DATA PROVIDED
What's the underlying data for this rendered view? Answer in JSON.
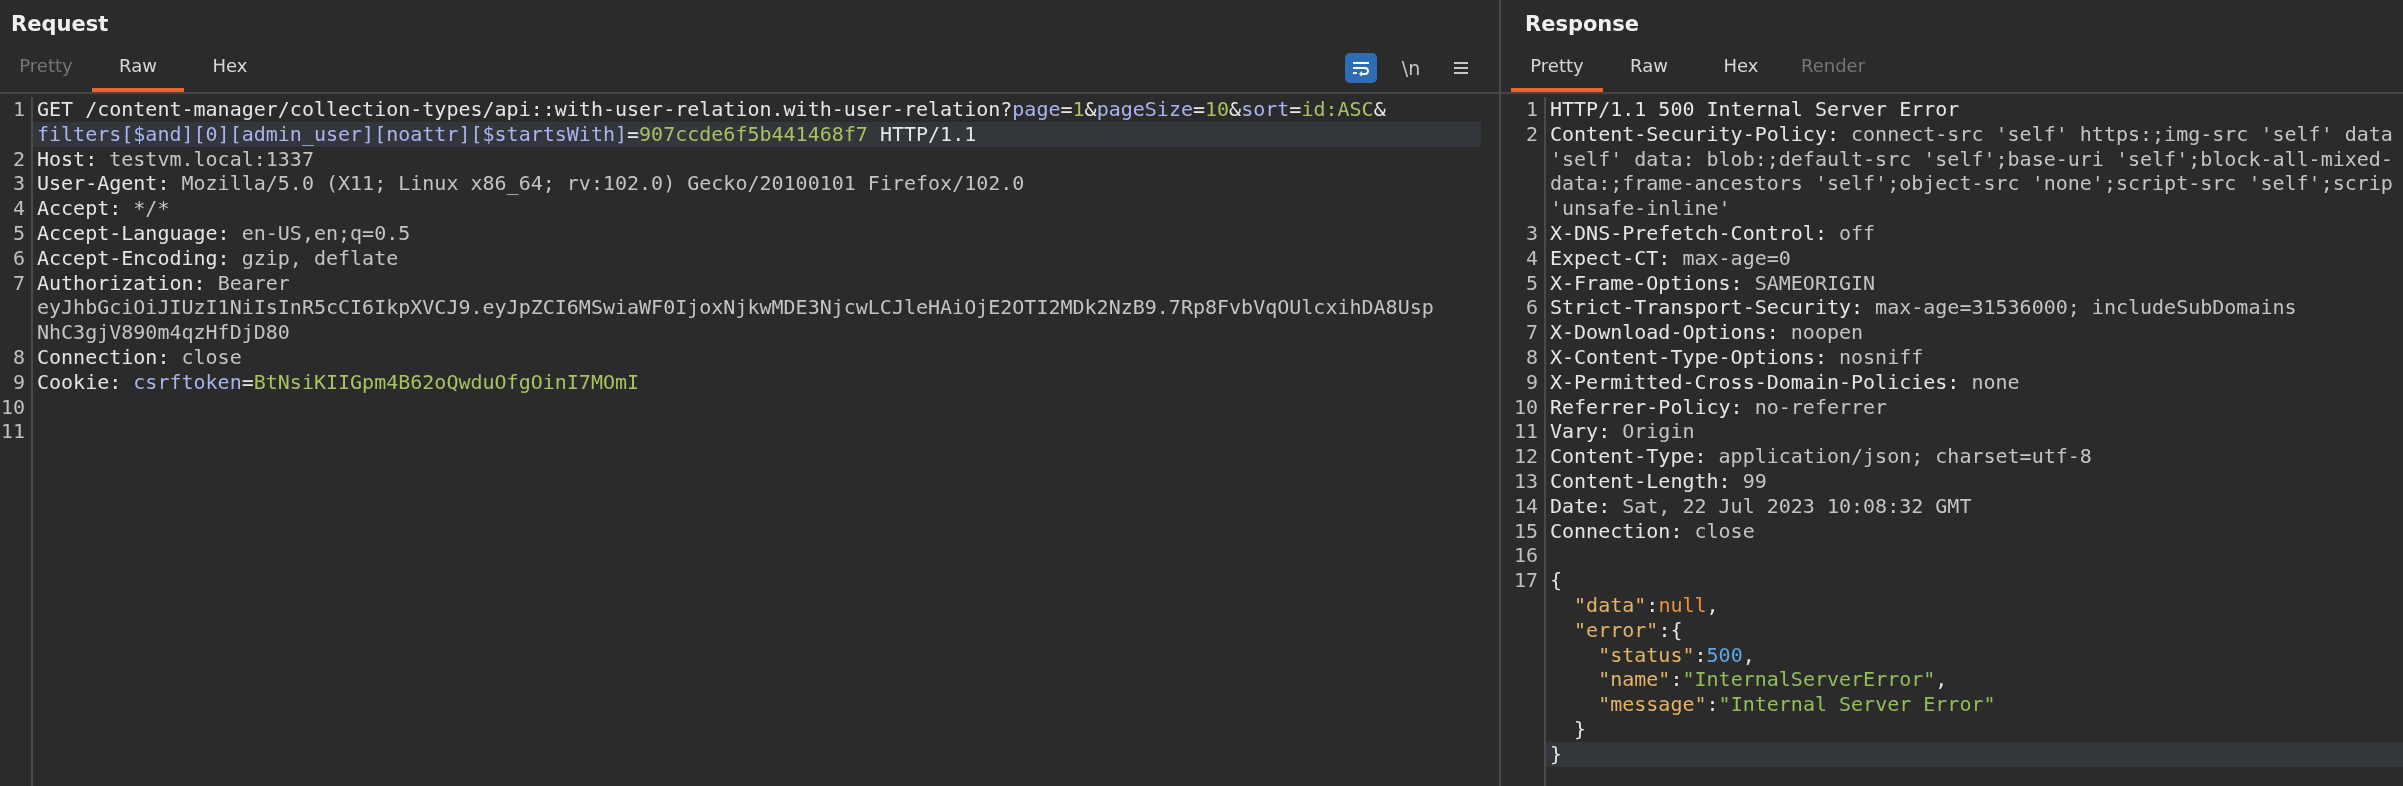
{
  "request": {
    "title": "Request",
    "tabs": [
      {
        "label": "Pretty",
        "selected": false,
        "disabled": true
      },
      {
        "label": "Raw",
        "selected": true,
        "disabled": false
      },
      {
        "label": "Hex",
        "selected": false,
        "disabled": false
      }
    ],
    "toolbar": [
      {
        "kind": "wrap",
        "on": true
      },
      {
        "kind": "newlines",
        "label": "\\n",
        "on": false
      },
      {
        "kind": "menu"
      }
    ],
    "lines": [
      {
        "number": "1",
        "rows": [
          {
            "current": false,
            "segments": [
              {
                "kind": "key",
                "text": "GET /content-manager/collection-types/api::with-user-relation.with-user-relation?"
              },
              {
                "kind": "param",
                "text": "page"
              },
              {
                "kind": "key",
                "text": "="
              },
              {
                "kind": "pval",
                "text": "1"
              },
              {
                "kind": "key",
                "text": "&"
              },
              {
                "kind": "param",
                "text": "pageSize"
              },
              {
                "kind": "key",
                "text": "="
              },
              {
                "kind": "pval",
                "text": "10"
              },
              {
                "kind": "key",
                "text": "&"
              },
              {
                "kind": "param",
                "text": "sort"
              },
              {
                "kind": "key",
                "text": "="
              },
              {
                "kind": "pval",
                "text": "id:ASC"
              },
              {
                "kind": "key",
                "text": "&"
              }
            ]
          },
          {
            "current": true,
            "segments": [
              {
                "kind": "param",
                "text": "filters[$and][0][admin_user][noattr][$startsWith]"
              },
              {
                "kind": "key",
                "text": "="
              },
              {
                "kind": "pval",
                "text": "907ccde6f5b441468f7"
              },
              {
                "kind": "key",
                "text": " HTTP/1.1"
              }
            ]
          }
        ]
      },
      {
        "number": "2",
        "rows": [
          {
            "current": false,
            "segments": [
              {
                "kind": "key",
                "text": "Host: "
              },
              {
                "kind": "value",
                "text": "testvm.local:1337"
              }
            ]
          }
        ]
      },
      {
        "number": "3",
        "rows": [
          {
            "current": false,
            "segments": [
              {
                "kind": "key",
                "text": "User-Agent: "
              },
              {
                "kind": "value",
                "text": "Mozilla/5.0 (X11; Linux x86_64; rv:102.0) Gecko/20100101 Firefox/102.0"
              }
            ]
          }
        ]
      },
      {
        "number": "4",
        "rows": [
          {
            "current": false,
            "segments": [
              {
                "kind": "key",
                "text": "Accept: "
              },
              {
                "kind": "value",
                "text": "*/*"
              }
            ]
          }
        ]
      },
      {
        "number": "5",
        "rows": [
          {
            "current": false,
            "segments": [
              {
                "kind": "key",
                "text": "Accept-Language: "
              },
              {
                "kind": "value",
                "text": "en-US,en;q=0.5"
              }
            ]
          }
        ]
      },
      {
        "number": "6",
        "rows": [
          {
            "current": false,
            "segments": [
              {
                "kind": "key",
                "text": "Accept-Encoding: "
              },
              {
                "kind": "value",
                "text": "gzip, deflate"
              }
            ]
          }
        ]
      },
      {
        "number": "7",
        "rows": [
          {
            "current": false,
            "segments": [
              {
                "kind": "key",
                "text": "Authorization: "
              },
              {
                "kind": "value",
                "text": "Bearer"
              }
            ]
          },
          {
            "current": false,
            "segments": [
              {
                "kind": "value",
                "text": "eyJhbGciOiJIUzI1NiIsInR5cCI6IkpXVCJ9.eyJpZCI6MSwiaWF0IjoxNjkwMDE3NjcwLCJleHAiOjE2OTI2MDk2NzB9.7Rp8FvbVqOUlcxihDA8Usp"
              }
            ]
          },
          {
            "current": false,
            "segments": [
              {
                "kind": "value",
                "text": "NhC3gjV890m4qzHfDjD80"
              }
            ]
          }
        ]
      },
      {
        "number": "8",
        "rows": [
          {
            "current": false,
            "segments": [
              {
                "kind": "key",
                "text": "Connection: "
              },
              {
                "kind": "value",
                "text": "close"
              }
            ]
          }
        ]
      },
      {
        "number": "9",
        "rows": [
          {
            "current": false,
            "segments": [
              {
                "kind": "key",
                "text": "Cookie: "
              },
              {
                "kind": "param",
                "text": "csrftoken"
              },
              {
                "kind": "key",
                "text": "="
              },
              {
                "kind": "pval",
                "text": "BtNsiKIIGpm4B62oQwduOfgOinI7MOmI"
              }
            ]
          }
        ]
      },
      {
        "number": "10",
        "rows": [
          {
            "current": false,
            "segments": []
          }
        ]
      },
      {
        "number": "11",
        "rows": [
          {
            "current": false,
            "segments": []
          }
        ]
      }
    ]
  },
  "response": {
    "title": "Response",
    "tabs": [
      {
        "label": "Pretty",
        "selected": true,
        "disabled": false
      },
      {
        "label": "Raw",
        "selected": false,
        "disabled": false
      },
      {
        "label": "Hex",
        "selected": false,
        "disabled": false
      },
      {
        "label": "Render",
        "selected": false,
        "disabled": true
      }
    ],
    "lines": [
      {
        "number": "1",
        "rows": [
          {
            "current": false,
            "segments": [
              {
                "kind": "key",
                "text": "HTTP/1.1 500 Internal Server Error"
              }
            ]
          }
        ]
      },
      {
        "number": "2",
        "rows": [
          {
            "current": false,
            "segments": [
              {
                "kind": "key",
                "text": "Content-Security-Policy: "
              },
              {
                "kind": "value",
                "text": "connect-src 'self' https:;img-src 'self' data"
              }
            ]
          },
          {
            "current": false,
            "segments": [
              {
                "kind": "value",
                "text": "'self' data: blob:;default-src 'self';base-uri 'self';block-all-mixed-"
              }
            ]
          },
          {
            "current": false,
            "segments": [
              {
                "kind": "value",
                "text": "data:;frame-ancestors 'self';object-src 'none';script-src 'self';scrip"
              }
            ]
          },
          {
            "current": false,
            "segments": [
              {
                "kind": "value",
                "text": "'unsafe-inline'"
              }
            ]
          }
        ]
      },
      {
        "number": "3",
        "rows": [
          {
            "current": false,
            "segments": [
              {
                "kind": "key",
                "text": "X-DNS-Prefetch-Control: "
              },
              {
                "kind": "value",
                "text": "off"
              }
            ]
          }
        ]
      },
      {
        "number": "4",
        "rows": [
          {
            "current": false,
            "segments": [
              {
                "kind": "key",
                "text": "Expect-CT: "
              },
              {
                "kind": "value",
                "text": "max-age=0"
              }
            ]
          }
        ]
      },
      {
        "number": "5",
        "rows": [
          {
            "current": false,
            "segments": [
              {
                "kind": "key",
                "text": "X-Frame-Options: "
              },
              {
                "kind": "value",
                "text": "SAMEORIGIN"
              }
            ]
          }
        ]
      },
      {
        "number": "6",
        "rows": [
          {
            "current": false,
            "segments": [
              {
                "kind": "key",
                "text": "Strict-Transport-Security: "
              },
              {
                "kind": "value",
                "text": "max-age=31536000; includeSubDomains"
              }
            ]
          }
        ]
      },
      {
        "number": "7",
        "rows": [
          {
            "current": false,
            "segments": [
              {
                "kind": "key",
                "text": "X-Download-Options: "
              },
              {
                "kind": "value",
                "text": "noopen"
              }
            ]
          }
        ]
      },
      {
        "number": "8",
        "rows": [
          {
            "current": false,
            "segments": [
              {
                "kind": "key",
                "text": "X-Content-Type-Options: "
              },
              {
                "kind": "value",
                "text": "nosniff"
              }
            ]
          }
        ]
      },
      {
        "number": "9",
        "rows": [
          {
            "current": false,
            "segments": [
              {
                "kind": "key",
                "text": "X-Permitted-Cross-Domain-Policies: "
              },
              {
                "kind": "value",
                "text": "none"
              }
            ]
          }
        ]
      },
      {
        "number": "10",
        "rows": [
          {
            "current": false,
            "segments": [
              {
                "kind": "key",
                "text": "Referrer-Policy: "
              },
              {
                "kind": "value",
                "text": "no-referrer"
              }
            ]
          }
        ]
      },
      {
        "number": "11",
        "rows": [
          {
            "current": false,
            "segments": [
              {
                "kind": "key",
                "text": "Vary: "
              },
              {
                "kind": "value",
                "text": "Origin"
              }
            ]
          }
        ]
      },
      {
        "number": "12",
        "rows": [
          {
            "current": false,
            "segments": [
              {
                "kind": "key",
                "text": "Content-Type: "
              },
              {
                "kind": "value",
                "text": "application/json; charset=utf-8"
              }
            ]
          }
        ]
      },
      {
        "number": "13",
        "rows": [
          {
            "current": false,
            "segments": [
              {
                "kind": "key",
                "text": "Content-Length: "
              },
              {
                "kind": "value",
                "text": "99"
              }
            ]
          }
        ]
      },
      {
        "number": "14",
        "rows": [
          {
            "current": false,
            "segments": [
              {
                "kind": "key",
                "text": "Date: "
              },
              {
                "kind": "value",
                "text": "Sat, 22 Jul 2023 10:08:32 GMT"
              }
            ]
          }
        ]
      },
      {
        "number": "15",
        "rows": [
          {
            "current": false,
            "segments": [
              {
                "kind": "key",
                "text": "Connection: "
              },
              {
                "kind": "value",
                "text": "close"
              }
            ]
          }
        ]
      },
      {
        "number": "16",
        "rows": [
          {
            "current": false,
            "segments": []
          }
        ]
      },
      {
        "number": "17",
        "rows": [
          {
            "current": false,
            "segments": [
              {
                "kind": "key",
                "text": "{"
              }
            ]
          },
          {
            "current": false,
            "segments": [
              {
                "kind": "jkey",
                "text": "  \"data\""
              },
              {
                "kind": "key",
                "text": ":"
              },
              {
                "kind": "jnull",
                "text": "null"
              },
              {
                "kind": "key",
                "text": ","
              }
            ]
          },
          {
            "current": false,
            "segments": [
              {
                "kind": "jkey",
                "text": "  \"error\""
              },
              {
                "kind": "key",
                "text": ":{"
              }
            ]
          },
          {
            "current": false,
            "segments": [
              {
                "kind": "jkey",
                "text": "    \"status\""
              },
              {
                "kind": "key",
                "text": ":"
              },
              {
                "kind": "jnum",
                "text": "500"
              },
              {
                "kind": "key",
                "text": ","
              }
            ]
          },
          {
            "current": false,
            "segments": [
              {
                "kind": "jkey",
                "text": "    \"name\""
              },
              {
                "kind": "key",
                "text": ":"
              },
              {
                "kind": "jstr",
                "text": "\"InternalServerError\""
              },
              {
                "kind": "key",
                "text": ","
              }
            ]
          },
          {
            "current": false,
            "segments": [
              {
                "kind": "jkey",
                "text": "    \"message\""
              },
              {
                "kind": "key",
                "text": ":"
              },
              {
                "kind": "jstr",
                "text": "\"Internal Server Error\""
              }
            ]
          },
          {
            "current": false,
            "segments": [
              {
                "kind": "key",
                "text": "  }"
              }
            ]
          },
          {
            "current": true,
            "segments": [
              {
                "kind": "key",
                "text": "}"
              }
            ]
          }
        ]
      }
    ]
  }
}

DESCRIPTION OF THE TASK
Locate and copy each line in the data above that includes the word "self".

TASK RESULT
                "text": "connect-src 'self' https:;img-src 'self' data"
                "text": "'self' data: blob:;default-src 'self';base-uri 'self';block-all-mixed-"
                "text": "data:;frame-ancestors 'self';object-src 'none';script-src 'self';scrip"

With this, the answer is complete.